Crow-dipper rhizomes

Chinese: 半夏

Pinyin: Bàn Xià

Parts used: Dried rhizome and tuber

TCM category: Warm herbs that transform Phlegm and stop Cough

TCM nature: Warm

TCM taste(s): Pungent

Meridian affinity: SpleenStomachLung

Scientific name: Pinellia ternata

Use of crow-dipper rhizomes (Bàn Xià) in TCM

Please note that you should never self-prescribe TCM ingredients. A TCM ingredient is almost never eaten on its own but as part of a formula containing several ingredients that act together. Please consult a professional TCM practitionner, they will be best able to guide you.

Preparation: Because the raw unprocessed herb is toxic, it is most often given in its processed form which is fried with Ginger juice.

Dosage: 3 - 12 grams

Main actions according to TCM*: Drains Dampness and reduces Phlegm. Reverses the flow of Rebellious Qi. Reduces hardenings and relieves distention.

Primary conditions or symptoms for which crow-dipper rhizomes may be prescribed by TCM doctors*: Asthma Coughing Phlegm Sputum Palpitations Headache Morning sickness Globus pharyngis Chest congestion

Contraindications*: This herb is toxic in its raw form so it should only be taken if processed by a professional. This herb should not be used by pregnant women or those with any blood disorders, especially bleeding. It should be used with caution by those with Heat and Dryness. This herb should not be used with Aconite (Fu Zi).

Common TCM formulas in which crow-dipper rhizomes are used*:

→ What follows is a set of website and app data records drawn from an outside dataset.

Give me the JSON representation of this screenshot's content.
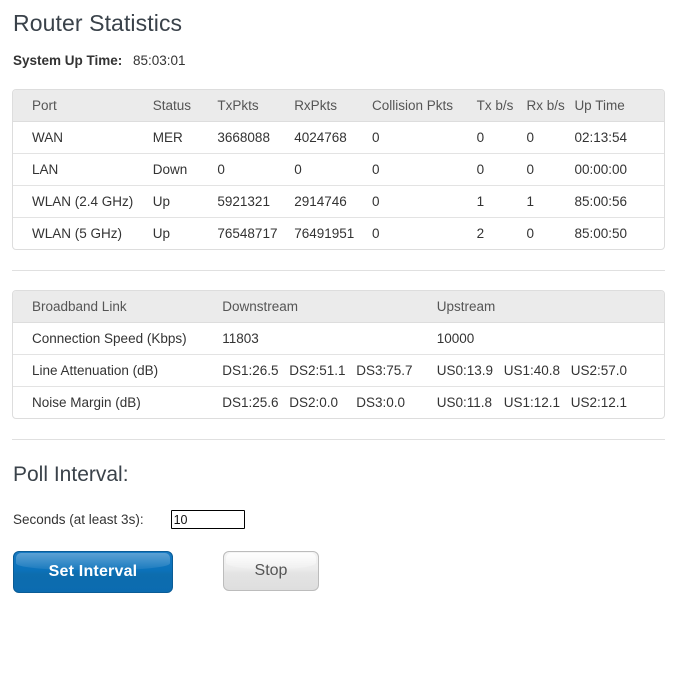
{
  "page": {
    "title": "Router Statistics"
  },
  "uptime": {
    "label": "System Up Time:",
    "value": "85:03:01"
  },
  "port_table": {
    "headers": [
      "Port",
      "Status",
      "TxPkts",
      "RxPkts",
      "Collision Pkts",
      "Tx b/s",
      "Rx b/s",
      "Up Time"
    ],
    "rows": [
      {
        "port": "WAN",
        "status": "MER",
        "tx_pkts": "3668088",
        "rx_pkts": "4024768",
        "collision_pkts": "0",
        "tx_bps": "0",
        "rx_bps": "0",
        "up_time": "02:13:54"
      },
      {
        "port": "LAN",
        "status": "Down",
        "tx_pkts": "0",
        "rx_pkts": "0",
        "collision_pkts": "0",
        "tx_bps": "0",
        "rx_bps": "0",
        "up_time": "00:00:00"
      },
      {
        "port": "WLAN (2.4 GHz)",
        "status": "Up",
        "tx_pkts": "5921321",
        "rx_pkts": "2914746",
        "collision_pkts": "0",
        "tx_bps": "1",
        "rx_bps": "1",
        "up_time": "85:00:56"
      },
      {
        "port": "WLAN (5 GHz)",
        "status": "Up",
        "tx_pkts": "76548717",
        "rx_pkts": "76491951",
        "collision_pkts": "0",
        "tx_bps": "2",
        "rx_bps": "0",
        "up_time": "85:00:50"
      }
    ]
  },
  "broadband_table": {
    "headers": [
      "Broadband Link",
      "Downstream",
      "Upstream"
    ],
    "rows": [
      {
        "metric": "Connection Speed (Kbps)",
        "downstream": [
          "11803"
        ],
        "upstream": [
          "10000"
        ]
      },
      {
        "metric": "Line Attenuation (dB)",
        "downstream": [
          "DS1:26.5",
          "DS2:51.1",
          "DS3:75.7"
        ],
        "upstream": [
          "US0:13.9",
          "US1:40.8",
          "US2:57.0"
        ]
      },
      {
        "metric": "Noise Margin (dB)",
        "downstream": [
          "DS1:25.6",
          "DS2:0.0",
          "DS3:0.0"
        ],
        "upstream": [
          "US0:11.8",
          "US1:12.1",
          "US2:12.1"
        ]
      }
    ]
  },
  "poll": {
    "title": "Poll Interval:",
    "seconds_label": "Seconds (at least 3s):",
    "seconds_value": "10",
    "seconds_placeholder": "",
    "set_button": "Set Interval",
    "stop_button": "Stop"
  },
  "colors": {
    "primary_button": "#0b72ba",
    "secondary_button": "#e8e8e8",
    "table_header_bg": "#ebebeb",
    "table_border": "#dddddd",
    "heading_text": "#3a424a"
  }
}
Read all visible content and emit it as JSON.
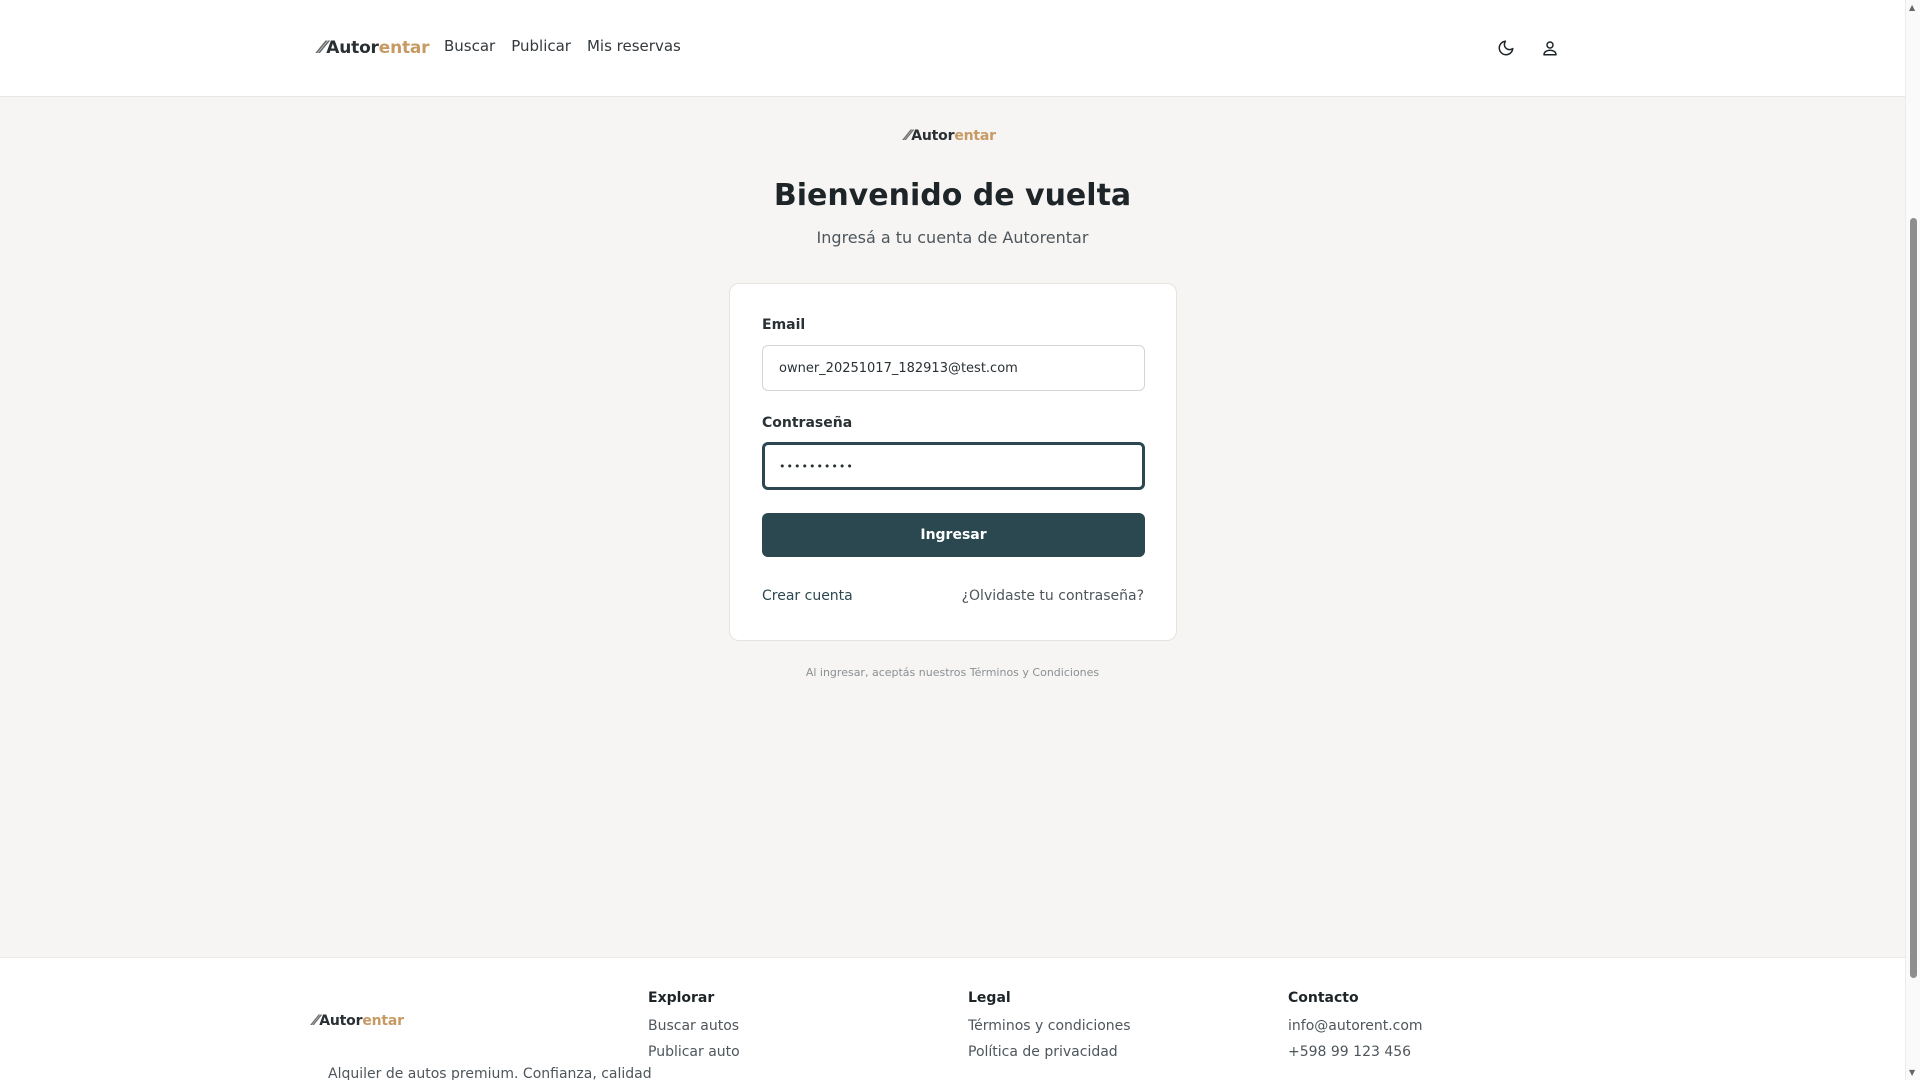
{
  "brand": {
    "mark": "⁄⁄",
    "part1": "Autor",
    "part2": "entar",
    "accent_color": "#c79a63",
    "primary_color": "#2b4850"
  },
  "nav": {
    "items": [
      "Buscar",
      "Publicar",
      "Mis reservas"
    ]
  },
  "header_icons": {
    "theme": "moon-icon",
    "account": "user-icon"
  },
  "login": {
    "title": "Bienvenido de vuelta",
    "subtitle": "Ingresá a tu cuenta de Autorentar",
    "email_label": "Email",
    "email_value": "owner_20251017_182913@test.com",
    "password_label": "Contraseña",
    "password_value": "••••••••••",
    "submit_label": "Ingresar",
    "create_account": "Crear cuenta",
    "forgot_password": "¿Olvidaste tu contraseña?",
    "terms": "Al ingresar, aceptás nuestros Términos y Condiciones"
  },
  "footer": {
    "description": "Alquiler de autos premium. Confianza, calidad",
    "columns": [
      {
        "heading": "Explorar",
        "links": [
          "Buscar autos",
          "Publicar auto"
        ]
      },
      {
        "heading": "Legal",
        "links": [
          "Términos y condiciones",
          "Política de privacidad"
        ]
      },
      {
        "heading": "Contacto",
        "links": [
          "info@autorent.com",
          "+598 99 123 456"
        ]
      }
    ]
  }
}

Key TCM concepts behind crow-dipper rhizomes' properties

In Traditional Chinese Medicine (TCM), crow-dipper rhizomes are plants that belong to the 'Warm herbs that transform Phlegm and stop Cough' category. In TCM Phlegm is a condition of Stagnation of Fluids which tends to start in the Spleen and then goes to the Lungs. If this overly accumulates it thickens and becomes pathological Phlegm. Phlegm, being a form of Stagnation, often starts as being Cool and transforms to Hot as the condition progresses. The herbs in this category are Warm in nature so they treat the early stages of the Stagnation: Cold-Phlegm and Wet-Phlegm with symptoms of wheezing, vomiting and nausea.

As suggested by its category crow-dipper rhizomes are plants that are Warm in nature. This means that crow-dipper rhizomes tend to help people who have too much "cold" in their body, although with less effect than a plant that would be Hot in nature. Balance between Yin and Yang is a key health concept in TCM. Those who have too much cold in their body are said to either have a Yin excess (because Yin is Cold in nature) or a Yang deficiency (Yang is Hot in Nature). Depending on your condition crow-dipper rhizomes can help restore a harmonious balance between Yin and Yang.

Crow-dipper rhizomes also taste Pungent. The so-called "five elements" theory in Chinese Medicine states that the taste of TCM ingredients is a key determinant of their action in the body. Pungent ingredients like crow-dipper rhizomes tend to promote the circulations of Qi and body fluids. That's why for instance someone tends to sweat a lot when they eat spicy/pungent food.

The tastes of ingredients in TCM also determine what organs and meridians they target. As such crow-dipper rhizomes are thought to target the Spleen, the Stomach and the Lung. In TCM the Spleen assists with digestion, blood coagulation and fluid metabolism in the body. The Stomach on the other hand is responsible for receiving and ripening ingested food and fluids. It is also tasked with descending the digested elements downwards to the Small Intestine. In addition to performing respiration, the Lungs are thought to be a key part of the production chain for Qi and the body fluids that nourish the body.

Research on crow-dipper rhizomes

The herbal medicine TJ-109 (consisting of Pinellia tuber) effectively reduced the incidence of acute tonsillitis. 1

Tracheitis Plaster (consisting of Pinellia tuber) is a highly effective transcutaneous absorbent with promising long-term effect and could regulate the immune function.2

Sources:

1. Goto F, Asama Y, Ogawa K. (2010). Sho-saiko-to-ka-kikyo-sekko as an alternative treatment for chronic tonsillitis to avoid surgery. Complement Ther Clin Pract. , 16(4):216-8. doi: 10.1016/j.ctcp.2010.02.006. Epub 2010 Mar 19.

2. Huo GR, Ma LQ, Huang CH. (2001). Clinical study on treatment of chronic bronchitis by tracheitis plaster. Zhongguo Zhong Xi Yi Jie He Za Zhi, 21(11):816-8.